In the labyrinthine world of project management, the secret to reaching the finish line often lies in the project's budget. Like a blueprint, the budget lays the foundation, guiding businesses in allocating resources efficiently and predicting financial outcomes accurately. Just as a GPS navigates you through a road trip, the budget of project management directs you towards your destination - within the stipulated time and cost.
The importance of budgeting in project management cannot be overstated. Budgeting plays a fundamental role in all business operations - be it small scale or large enterprises. Planning and keeping track of a budget holds paramount significance as it governs your operations and lays down a path of fiscal discipline.
Studies reflect the importance of budgeting in project success rates. A report by KPMG in 2017 revealed that companies who gave due importance to project management reported 33% fewer projects deemed as 'failed'. The same study established a link between higher project success rates and formalized project governance, which includes comprehensive budgeting.
Drawing insights from this, it becomes evident that the quality of budgeting can make or break a project. A meticulously prepared budget spells the difference between a seamless operation and a chaotic one, warding off unnecessary expenses and enabling businesses to anticipate costs accurately.
A project budget is an intricate structure that houses several key components, each playing a vital role in the project's financial health. These components include direct costs, indirect costs, and contingency reserves.
Direct costs are those that can be attributed directly to the project, such as salaries for the project team, cost of equipment, and materials. Indirect costs are the overhead costs that cannot be directly linked to the project but are essential for its execution, like utilities and rent. Finally, contingency reserves are funds set aside to handle any unforeseen expenses or emergencies that may arise during the project's execution.
At the core of this process, the role of an operations financial analyst is often indispensable. As the financial wizards, they synthesize and interpret complex financial data, assisting organizations in understanding project costs, mitigating financial risks, and ultimately carving out effective budgeting strategies.
Creating an effective project budget isn't an overnight job - it's a detailed process that begins with breaking down your project into manageable parts. This process, known as the Work Breakdown Structure (WBS), is the first step towards laying the groundwork for a sound budget. A WBS lets the project team understand the scope of work and estimate costs accurately, providing a clear view of every task and subtask involved in the project.
For instance, if you are managing the construction of a building, a WBS will help you identify and assign costs to various components - like building materials, labour, permits, and inspection fees. This way, every small task, from laying bricks to painting walls, is accounted for in your budget, ensuring a comprehensive financial plan.

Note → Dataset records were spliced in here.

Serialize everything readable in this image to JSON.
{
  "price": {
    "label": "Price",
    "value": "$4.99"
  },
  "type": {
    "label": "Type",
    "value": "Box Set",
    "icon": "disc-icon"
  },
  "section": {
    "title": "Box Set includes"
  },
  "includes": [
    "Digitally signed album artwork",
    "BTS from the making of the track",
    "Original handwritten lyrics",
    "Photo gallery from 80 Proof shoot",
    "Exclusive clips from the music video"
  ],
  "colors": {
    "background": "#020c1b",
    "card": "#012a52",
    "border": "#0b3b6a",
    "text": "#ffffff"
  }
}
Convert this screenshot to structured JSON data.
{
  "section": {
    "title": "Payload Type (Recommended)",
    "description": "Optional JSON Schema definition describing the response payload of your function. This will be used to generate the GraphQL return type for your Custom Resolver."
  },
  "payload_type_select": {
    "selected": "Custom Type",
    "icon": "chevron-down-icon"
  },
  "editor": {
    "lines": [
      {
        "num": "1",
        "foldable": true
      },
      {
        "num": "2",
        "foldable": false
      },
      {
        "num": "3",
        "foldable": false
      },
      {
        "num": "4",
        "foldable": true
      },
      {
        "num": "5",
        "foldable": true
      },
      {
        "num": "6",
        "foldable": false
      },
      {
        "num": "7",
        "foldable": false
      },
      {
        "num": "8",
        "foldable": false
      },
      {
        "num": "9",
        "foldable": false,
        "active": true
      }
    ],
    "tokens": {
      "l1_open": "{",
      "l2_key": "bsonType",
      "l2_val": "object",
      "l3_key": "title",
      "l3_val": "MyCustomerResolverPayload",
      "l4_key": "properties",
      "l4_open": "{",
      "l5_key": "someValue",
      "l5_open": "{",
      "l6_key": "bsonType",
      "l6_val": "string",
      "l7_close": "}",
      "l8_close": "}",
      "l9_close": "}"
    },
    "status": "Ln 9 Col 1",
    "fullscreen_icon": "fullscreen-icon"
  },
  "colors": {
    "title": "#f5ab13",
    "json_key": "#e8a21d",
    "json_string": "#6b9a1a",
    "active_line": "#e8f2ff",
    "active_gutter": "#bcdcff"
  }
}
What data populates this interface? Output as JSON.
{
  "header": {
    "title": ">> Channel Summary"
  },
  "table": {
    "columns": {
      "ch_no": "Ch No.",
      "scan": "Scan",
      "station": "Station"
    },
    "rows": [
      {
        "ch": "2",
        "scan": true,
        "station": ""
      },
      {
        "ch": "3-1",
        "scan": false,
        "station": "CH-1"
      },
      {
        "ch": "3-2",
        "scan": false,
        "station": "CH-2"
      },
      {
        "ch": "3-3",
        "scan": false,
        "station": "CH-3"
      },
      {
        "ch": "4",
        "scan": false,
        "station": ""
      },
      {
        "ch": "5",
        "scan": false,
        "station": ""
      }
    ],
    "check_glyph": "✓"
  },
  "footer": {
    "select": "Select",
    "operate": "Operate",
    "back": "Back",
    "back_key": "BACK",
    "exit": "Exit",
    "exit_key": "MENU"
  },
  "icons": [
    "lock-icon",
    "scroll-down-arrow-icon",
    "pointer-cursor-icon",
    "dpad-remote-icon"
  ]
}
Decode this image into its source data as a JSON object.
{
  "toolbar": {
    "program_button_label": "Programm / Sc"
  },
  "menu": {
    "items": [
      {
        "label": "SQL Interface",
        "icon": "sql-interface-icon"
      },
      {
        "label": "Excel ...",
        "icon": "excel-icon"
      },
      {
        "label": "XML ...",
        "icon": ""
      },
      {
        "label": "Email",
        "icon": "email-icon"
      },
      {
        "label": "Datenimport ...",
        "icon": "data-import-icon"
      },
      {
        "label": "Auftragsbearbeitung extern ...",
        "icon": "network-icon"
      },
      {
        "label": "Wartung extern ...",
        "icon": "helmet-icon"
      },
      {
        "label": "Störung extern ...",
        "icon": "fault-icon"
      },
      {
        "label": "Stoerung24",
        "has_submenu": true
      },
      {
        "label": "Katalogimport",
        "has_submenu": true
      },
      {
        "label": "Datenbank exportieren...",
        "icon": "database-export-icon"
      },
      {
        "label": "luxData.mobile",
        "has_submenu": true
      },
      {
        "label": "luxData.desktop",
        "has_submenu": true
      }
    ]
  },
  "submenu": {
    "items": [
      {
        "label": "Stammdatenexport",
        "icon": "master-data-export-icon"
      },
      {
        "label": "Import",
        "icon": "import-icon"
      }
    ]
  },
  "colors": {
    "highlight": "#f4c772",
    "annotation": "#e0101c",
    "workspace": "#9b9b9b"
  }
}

Budgeting isn't just about the money - it's also about time. Often, project costs are intertwined with project schedules. That's where time tracking becomes crucial. Harnessing the power of a time tracking app such as ebiTime can significantly change the dynamics of managing project costs.
Time tracking offers insights into how much time each task takes, enabling accurate billing and helping prevent cost overruns. This kind of visibility is priceless, especially in projects where billable hours count. Moreover, knowing where your team's time is spent can help identify inefficiencies and streamline workflows, thus optimizing costs.
According to a study published in the Harvard Business Review, businesses that made use of time tracking software saved up to 9% on their payroll costs. This statistic underscores the value of employing a time card app in managing the budget of project management.
Creating a budget is only half the battle won. The real challenge lies in keeping the project within that budget. Once a budget is set, consistent monitoring is crucial to ensure the project stays on track. This means comparing budgeted costs with actual expenses, identifying discrepancies, and making adjustments as necessary.
A report by the Project Management Institute (PMI) found that 37% of projects fail due to a lack of monitoring and control measures, including budget oversight. Therefore, setting a regular budget review cycle is vital to keep the project afloat and successful. This way, any cost overrun can be nipped in the bud, and necessary measures can be taken to steer the project back on course.
Implementing an effective project budget is a meticulous process that demands attention to detail, relentless monitoring, and prompt adjustments. With the help of digital tools like ebiTime, managing the 'budget project' becomes more efficient and straightforward, ensuring the project stays on its course towards its financial and operational objectives.
While the task may seem formidable, the rewards are worth it - a project delivered on time, within budget, and to the delight of all stakeholders. After all, the essence of project management lies not just in launching projects, but in landing them too and a well-planned budget is your vehicle to a successful landing.